Like so many enjoying a hot summer evening on Shelter Island, I decided to go to the Dory, perhaps the oldest and most famous continuing water hole on the “Rock.” The idea was to take a look at an establishment where enjoyment of summer nights has been thriving for over 80 years.
When I walked in, owner Jack Kiffer was paying bills but gladly shared so many stories that I had to write this article. It seems the Dory was founded as John’s Marine Bar in the late 1920’s. Jack is proud to be the fifth owner of the Dory, an honor he inherited from the previous owner, Dick Edwards, literally upon his death in 2002. Dick, whose father was a U.S. Steel Vice-President, had his family vacation for years. It seems that Dick had lent Mal Nevel the money to purchase the Dory from legendary owner Eddie Langbine in 1964. After a few years Mal decided he didn’t want to spend all his time at the Dory so he transferred ownership to Dick Edwards who ran it from 1971 up to his death in 2002. Present Owner Jack Kiffer fondly remembers the good old days when owner-bartender Eddie Langbine would pass out from the hours of drink and sleep right on the floor while the customers would go behind the bar make their own drinks and put the money into the cash register.
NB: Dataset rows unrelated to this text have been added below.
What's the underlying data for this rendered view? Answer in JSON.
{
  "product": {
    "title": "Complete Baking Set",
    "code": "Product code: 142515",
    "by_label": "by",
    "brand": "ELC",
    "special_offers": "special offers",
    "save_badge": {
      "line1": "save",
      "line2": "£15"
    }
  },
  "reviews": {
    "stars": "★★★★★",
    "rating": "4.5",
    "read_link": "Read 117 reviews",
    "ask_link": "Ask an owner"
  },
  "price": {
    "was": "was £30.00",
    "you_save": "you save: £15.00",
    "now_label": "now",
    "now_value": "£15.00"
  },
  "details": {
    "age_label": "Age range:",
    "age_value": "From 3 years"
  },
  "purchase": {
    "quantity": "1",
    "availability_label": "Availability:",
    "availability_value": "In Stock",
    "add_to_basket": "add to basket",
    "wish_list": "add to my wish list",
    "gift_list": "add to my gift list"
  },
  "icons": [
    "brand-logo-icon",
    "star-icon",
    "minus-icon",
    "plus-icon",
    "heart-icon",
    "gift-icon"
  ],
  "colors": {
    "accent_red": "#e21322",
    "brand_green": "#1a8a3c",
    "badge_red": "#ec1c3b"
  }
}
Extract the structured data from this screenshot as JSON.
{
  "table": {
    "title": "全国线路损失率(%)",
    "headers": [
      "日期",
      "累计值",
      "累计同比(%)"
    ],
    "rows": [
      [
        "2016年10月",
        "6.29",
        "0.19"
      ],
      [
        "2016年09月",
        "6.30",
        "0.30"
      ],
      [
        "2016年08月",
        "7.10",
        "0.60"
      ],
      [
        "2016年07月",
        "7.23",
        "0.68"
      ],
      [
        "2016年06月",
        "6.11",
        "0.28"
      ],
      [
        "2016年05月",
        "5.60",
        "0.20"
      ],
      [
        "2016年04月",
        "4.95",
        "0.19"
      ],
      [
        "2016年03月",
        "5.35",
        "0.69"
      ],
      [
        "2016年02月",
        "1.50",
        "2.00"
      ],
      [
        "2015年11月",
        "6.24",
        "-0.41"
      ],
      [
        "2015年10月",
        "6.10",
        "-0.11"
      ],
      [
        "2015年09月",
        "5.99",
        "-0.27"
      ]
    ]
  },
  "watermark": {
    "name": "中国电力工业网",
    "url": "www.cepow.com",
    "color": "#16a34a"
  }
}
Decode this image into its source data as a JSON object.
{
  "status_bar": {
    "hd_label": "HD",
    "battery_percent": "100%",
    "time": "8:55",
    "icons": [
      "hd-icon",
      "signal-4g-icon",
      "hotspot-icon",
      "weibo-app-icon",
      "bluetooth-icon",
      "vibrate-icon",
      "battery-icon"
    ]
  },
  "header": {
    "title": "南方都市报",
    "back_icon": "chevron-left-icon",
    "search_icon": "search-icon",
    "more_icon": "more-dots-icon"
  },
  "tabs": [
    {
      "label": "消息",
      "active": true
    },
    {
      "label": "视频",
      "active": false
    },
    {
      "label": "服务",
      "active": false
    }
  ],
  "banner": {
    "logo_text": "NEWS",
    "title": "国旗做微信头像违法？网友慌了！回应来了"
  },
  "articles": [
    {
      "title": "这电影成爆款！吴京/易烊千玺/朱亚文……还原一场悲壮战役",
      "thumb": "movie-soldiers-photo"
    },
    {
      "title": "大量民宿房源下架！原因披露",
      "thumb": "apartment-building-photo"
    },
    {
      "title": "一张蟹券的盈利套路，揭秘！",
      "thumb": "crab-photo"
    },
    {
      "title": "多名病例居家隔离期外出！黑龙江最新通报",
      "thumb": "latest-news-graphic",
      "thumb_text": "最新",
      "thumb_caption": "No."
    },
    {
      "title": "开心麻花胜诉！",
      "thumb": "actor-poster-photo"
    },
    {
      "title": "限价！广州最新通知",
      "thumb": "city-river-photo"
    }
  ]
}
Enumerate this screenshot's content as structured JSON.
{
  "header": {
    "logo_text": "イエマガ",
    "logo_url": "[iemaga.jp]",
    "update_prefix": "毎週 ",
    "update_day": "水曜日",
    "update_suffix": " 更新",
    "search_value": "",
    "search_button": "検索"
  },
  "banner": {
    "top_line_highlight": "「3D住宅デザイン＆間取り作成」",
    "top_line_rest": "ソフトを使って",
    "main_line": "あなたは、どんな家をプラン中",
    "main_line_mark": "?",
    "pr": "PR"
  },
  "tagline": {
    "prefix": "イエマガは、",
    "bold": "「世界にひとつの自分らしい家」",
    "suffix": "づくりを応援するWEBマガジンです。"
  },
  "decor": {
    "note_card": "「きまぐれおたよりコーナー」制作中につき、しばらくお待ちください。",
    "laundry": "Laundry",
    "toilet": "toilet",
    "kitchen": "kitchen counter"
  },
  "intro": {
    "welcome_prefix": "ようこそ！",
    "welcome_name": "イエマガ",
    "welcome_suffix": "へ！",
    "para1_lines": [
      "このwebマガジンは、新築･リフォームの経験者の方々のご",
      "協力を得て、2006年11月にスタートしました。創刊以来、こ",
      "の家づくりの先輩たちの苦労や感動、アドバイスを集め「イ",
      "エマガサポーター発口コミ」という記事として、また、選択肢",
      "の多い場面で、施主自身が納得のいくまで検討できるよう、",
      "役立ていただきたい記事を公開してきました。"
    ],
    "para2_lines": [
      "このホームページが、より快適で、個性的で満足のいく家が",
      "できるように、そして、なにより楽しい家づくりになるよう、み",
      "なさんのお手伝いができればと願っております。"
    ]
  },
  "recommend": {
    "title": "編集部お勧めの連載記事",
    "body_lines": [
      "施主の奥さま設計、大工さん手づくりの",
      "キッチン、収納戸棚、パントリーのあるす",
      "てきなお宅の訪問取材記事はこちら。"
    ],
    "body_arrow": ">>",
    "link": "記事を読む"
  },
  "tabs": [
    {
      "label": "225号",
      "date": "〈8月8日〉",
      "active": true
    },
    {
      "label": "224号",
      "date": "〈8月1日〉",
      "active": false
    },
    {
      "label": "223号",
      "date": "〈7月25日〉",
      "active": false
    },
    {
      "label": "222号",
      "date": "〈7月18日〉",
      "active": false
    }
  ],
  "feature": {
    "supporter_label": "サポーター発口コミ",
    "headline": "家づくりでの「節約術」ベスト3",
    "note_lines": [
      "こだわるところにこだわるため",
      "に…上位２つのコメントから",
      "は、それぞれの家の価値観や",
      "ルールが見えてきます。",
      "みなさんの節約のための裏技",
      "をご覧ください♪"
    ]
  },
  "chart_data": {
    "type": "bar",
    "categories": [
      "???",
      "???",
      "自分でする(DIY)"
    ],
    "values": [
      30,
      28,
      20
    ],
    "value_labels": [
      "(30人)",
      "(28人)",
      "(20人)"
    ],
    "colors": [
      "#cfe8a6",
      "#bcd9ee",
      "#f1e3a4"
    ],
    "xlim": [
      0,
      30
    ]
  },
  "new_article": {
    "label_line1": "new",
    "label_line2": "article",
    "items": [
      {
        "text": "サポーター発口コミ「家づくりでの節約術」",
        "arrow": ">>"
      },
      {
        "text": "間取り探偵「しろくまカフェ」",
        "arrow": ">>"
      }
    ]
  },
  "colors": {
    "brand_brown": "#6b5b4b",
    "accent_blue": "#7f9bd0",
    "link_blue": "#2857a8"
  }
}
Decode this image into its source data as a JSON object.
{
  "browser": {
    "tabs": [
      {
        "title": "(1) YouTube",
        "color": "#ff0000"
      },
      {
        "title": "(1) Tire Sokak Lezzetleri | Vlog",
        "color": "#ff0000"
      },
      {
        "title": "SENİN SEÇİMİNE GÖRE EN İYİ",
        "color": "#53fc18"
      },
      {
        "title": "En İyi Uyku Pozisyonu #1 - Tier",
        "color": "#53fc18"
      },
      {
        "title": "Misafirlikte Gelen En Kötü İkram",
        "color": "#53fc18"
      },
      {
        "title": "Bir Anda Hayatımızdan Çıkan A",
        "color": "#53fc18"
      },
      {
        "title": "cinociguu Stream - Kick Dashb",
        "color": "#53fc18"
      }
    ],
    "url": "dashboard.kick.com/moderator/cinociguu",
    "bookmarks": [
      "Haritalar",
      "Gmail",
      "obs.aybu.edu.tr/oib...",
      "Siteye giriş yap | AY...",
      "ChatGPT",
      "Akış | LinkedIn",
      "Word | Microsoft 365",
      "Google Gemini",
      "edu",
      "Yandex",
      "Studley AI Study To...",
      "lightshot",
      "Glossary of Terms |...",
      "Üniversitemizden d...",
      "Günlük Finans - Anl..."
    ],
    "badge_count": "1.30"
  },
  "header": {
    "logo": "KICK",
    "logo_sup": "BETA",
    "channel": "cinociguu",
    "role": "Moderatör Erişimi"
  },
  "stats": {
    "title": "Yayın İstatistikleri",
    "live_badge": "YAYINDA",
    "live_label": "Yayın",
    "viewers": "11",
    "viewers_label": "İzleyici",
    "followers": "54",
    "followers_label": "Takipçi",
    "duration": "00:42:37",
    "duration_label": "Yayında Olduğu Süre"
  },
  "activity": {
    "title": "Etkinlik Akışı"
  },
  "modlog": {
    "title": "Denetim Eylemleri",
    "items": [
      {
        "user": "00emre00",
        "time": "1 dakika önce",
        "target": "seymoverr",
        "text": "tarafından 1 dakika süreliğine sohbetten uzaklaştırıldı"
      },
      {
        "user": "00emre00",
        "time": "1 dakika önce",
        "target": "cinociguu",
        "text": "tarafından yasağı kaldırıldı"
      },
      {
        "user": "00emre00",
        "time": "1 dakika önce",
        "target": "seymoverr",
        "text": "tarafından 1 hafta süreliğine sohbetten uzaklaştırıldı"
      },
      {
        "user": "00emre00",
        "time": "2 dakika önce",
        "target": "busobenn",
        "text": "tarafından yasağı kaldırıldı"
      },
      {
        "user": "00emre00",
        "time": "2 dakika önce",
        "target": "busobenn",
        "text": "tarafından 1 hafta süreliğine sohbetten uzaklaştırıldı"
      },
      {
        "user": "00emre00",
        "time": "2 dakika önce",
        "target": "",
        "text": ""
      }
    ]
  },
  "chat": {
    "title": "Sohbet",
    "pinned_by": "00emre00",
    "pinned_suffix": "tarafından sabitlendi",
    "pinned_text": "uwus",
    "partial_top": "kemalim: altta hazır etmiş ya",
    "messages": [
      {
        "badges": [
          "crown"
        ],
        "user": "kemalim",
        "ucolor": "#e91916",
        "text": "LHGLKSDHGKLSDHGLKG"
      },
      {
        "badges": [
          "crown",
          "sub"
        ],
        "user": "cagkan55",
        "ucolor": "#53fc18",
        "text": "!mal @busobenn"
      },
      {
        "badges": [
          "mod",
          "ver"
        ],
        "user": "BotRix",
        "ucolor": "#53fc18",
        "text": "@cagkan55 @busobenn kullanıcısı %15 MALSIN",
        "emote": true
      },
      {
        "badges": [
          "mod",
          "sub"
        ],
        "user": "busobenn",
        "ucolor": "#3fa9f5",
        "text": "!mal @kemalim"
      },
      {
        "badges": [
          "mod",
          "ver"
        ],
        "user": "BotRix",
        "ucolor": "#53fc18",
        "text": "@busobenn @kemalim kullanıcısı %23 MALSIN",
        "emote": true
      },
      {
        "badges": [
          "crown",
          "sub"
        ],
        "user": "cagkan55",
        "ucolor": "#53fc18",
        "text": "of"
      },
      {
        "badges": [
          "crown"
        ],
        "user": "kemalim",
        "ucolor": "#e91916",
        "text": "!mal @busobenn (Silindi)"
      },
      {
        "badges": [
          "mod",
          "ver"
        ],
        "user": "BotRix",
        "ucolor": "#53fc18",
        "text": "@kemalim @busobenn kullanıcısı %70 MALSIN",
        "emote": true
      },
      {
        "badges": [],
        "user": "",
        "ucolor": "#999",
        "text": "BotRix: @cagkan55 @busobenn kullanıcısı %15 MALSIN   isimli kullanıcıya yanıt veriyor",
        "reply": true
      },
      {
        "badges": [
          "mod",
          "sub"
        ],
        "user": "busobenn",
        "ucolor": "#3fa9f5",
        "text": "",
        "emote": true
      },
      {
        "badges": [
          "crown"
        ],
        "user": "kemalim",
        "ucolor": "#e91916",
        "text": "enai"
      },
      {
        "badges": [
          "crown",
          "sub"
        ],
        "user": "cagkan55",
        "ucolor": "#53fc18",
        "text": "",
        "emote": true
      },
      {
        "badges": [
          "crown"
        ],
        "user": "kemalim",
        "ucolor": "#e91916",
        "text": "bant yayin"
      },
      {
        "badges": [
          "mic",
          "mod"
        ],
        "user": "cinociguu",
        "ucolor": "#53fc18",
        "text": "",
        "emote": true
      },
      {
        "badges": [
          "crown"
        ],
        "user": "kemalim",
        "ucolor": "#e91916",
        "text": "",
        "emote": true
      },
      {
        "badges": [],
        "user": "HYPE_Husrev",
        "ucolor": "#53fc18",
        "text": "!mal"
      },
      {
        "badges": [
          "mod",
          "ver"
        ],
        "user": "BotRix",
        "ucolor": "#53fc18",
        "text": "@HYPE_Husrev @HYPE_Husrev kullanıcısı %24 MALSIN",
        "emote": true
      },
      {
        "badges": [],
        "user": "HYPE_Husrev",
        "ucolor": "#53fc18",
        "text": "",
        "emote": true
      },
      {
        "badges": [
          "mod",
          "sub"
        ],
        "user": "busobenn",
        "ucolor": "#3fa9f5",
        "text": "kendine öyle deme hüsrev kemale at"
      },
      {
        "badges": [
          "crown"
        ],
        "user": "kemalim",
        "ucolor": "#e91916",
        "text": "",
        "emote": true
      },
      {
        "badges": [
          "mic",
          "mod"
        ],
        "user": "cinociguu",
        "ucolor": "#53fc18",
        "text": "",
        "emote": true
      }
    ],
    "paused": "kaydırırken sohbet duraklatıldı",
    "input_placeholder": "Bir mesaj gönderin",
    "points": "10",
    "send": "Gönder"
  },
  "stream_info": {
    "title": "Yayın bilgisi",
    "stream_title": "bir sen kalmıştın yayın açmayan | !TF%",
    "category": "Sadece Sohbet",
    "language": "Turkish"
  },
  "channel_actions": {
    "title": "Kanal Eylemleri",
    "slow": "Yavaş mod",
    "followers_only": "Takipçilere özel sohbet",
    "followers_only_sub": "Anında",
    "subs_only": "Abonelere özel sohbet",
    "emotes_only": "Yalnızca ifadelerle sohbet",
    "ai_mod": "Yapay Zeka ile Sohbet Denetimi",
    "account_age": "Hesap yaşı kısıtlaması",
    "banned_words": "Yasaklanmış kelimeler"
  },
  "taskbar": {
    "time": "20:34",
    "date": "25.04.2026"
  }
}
“It was the honor system back then,” recalls Jack. The Dory has been the place where so many local, “hareleggers” the term for anyone born on Shelter Island, have watched all the Super Bowls, the baseball World Series, the elections of Presidents, the deaths of popes and so many other events like the days when the men landed on the moon regularly.
Jack fondly ticks off the names of the men who tended bar besides Eddie Langbine: men with names like, “Rod the Cod” and “Carl the Greek.” Years were put in by Joe Conroy, Jeanie, and Trisha Lenzor. Jack said the names with respect, recalling these were the people who sat up with Shelter Islanders and nursed them through deaths in the family, broken marriages, loss of jobs as well as birthdays, births of children, weddings, and other good times.
The Dory has been the place, sometimes the only place, open on Shelter Island to get a drink. Cold winter nights and hot summer day’s beers have been poured from the still original bar made of a Mahogany and plywood back in the 1920s. The Fireman hold their annual fundraiser at the Dory with two old former bar tenders from yesteryear behind the bar serving everyone. Yes, former Gov. Hugh Carey’s son Chris Carey, along with buddy Jim Garrity come back to the bar they worked years ago in the summers of their college years. Jack smiles when he says the former Governor stops in to get a pint from his son. But most of the time regulars like George Blados, “Sherm,” Joe Tap, Charley Dishe, Jake Paccozzi, Dick Demerest, Linda Butler, Wally Ogar, his brother Freddy Ogar and their sister Dorothy Ogar are there hanging with Jack or now mainstay bar maiden lovely Milen Planas.
Jack Kiffen promised a dying Dick Edwards not to change the Dory and so he proudly maintains the traditions of the famous burgers as well as the fine dining in the summer on the patio. Jack likes to have female bartenders to help spark the men who drink at the Dory. Joining Milen behind the bar in the season are both Katherine “Kat” Franzione and Samantha Opong. Every summer Nat King Cole’s brother Freddy Cole comes by with his band to do a one night summer show. The Lone Sharks and The Mad Dogs also keep summer weekend nights lively.
But the story of the Dory are the few locals on winter nights hanging out instead of drinking alone at home. Sometime they just nod at each other, they are a special breed of kin, fused together by the long winters of a sparsely populated Shelter Island in the winter. They sometimes play poker on tables into the early next mornings, Jack says “those winter card games go on sometimes to the next day.”
The Dory isn’t just a bar, it’s a clubhouse for the locals. And in the summer it’s like a trip to a hopping New York City Club right in their home town. While filming the movie Masquerade, the cast including Rob Lowe, Kim Catrell, and Meg Tilly along with the rest of the actors plus crew used the Dory as a mess hall. But most times the juke box is playing tunes that people are singing to while they sip their cocktails and beers. Most likely people will be using the Dory for a long time to come.